*** Opening THE DATA ***

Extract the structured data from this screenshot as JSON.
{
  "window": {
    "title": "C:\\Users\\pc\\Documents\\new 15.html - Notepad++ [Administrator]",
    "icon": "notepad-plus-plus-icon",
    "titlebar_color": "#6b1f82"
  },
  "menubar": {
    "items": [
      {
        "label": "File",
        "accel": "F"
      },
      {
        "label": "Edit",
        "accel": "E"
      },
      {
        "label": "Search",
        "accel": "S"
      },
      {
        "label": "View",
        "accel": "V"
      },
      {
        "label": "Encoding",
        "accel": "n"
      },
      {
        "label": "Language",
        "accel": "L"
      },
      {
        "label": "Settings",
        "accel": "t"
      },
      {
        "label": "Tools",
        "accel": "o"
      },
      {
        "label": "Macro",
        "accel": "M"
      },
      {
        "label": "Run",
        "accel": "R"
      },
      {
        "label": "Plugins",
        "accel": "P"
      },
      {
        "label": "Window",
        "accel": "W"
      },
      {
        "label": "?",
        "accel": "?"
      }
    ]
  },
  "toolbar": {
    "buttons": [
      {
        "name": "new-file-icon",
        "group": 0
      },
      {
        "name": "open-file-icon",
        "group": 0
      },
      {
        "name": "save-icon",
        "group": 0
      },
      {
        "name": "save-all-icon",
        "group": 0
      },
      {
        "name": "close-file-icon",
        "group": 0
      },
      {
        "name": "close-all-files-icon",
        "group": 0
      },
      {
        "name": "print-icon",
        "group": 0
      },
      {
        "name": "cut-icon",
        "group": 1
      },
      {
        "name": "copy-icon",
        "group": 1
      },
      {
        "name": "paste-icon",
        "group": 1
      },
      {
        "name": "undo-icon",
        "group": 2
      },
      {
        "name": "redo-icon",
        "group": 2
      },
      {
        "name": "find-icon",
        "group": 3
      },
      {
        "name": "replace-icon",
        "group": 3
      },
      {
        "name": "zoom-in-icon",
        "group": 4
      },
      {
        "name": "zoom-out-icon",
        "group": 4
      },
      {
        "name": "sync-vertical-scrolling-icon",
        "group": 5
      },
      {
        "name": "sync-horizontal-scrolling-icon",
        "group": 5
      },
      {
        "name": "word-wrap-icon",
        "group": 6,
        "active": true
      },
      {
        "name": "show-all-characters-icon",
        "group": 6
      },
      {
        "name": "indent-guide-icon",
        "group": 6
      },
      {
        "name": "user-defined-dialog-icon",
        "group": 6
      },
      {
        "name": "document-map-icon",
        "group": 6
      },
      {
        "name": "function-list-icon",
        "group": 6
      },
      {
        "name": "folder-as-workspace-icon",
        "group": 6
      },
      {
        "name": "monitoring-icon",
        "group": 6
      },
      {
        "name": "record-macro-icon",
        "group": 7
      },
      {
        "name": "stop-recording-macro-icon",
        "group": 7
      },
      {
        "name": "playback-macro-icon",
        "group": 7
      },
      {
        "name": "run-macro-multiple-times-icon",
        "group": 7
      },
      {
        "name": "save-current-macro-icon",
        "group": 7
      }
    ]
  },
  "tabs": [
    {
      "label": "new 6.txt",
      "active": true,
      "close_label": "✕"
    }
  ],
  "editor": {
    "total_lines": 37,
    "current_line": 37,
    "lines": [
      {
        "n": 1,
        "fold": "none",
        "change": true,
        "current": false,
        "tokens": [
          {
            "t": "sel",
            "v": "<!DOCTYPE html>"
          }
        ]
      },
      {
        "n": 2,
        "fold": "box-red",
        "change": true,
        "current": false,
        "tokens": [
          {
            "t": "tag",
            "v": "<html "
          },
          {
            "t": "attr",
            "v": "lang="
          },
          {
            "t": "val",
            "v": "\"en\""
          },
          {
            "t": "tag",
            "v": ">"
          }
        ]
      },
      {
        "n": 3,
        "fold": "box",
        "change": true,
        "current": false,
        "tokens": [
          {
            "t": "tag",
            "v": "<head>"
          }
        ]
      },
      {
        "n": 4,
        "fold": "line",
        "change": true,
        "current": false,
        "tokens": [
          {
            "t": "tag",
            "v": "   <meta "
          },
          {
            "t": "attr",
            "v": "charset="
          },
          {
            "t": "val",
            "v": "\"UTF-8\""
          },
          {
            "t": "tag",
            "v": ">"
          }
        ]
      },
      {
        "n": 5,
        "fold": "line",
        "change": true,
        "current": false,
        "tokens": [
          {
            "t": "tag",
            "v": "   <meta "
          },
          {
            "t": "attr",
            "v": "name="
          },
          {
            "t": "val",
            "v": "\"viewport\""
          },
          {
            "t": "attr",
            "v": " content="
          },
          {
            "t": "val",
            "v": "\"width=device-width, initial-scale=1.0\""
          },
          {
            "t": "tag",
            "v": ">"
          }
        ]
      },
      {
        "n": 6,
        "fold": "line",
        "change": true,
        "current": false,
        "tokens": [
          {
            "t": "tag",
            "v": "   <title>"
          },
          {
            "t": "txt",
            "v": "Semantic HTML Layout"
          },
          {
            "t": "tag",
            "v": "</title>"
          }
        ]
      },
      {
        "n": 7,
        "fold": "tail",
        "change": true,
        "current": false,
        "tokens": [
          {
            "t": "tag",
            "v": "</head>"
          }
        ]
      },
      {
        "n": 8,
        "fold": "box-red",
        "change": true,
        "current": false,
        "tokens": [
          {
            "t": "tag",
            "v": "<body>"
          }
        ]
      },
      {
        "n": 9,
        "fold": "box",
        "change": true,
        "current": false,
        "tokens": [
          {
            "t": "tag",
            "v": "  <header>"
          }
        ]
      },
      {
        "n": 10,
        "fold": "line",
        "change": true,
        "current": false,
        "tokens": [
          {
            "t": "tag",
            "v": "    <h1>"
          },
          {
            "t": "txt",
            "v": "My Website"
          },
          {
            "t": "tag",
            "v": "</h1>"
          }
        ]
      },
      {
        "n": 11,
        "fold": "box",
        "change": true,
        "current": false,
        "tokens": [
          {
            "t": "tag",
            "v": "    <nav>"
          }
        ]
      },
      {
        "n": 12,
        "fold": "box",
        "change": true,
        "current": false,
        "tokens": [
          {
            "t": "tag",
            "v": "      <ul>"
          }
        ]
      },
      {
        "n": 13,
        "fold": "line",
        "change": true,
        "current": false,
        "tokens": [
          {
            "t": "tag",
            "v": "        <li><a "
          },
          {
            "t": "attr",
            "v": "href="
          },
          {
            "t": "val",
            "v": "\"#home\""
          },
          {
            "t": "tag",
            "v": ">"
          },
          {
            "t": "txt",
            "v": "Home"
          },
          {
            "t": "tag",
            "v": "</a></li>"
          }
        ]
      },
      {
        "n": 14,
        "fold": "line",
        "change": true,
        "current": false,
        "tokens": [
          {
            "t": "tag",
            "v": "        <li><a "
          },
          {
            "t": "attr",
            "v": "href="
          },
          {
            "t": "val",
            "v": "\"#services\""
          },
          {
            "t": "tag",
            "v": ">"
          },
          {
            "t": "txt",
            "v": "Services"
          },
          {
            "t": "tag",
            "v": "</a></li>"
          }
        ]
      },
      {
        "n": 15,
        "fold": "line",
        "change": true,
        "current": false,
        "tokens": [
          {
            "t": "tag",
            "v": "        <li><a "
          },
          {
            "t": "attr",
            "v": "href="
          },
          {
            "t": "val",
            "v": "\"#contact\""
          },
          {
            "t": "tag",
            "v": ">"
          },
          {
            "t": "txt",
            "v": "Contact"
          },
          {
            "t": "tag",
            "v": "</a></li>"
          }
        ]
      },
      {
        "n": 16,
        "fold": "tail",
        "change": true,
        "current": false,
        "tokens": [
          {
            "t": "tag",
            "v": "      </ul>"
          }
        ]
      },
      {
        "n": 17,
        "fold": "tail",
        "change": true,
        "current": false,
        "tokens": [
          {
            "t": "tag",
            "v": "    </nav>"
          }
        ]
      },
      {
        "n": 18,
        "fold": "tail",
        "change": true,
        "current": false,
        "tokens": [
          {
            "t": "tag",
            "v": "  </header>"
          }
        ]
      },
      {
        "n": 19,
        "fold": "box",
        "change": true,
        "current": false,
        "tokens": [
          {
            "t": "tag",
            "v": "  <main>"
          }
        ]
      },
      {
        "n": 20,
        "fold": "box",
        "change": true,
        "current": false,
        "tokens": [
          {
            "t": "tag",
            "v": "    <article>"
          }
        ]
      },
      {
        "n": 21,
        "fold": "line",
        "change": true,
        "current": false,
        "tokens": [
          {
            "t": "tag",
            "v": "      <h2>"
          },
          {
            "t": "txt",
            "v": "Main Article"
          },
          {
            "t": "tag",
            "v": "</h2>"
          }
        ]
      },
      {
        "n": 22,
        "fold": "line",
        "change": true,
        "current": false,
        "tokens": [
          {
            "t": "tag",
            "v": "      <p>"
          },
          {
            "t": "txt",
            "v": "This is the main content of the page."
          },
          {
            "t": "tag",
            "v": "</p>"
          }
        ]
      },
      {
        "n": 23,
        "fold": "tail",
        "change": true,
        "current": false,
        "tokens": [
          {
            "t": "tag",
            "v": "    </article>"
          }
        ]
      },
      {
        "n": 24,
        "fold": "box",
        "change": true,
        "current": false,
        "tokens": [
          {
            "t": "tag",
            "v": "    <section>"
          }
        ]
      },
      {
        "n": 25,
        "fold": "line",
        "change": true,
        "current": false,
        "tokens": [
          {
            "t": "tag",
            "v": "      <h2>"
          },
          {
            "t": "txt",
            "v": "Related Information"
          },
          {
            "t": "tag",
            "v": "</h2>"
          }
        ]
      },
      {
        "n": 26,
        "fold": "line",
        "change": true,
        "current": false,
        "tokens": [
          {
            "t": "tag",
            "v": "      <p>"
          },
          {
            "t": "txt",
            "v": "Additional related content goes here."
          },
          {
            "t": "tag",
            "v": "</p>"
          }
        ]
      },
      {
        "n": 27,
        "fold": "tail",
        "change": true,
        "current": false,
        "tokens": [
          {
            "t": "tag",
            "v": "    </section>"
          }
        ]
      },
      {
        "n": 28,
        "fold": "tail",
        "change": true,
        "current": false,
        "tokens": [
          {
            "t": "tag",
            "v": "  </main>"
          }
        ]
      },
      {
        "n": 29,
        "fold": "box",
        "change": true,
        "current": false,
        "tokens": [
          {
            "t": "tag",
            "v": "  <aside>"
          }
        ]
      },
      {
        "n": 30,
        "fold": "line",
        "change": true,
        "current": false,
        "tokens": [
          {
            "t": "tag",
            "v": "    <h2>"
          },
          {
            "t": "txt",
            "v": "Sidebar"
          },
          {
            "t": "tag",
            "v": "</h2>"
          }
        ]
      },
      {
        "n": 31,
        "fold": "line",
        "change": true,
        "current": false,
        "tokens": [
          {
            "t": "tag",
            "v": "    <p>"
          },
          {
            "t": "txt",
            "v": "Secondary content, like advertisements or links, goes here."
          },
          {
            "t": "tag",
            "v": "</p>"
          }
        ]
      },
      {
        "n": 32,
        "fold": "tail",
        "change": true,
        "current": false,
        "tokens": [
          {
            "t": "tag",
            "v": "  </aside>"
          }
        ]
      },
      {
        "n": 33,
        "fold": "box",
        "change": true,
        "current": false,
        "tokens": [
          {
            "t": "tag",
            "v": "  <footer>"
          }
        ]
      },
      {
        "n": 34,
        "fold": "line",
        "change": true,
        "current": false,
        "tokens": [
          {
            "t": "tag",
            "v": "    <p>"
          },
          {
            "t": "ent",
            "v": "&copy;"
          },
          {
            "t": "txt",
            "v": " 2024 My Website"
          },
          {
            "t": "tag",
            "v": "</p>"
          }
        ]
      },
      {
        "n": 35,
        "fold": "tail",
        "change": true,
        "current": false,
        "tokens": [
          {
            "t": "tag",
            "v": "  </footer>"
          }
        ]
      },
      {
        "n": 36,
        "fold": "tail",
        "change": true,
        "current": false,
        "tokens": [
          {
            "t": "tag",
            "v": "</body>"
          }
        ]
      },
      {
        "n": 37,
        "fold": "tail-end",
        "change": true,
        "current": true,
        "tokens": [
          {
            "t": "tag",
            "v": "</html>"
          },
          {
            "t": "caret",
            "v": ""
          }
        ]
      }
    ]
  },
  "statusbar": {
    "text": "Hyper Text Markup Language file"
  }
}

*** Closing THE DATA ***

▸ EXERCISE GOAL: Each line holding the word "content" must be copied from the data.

▸ ANSWER TO THIS PROBLEM:
            "v": " content="
            "v": "This is the main content of the page."
            "v": "Additional related content goes here."
            "v": "Secondary content, like advertisements or links, goes here."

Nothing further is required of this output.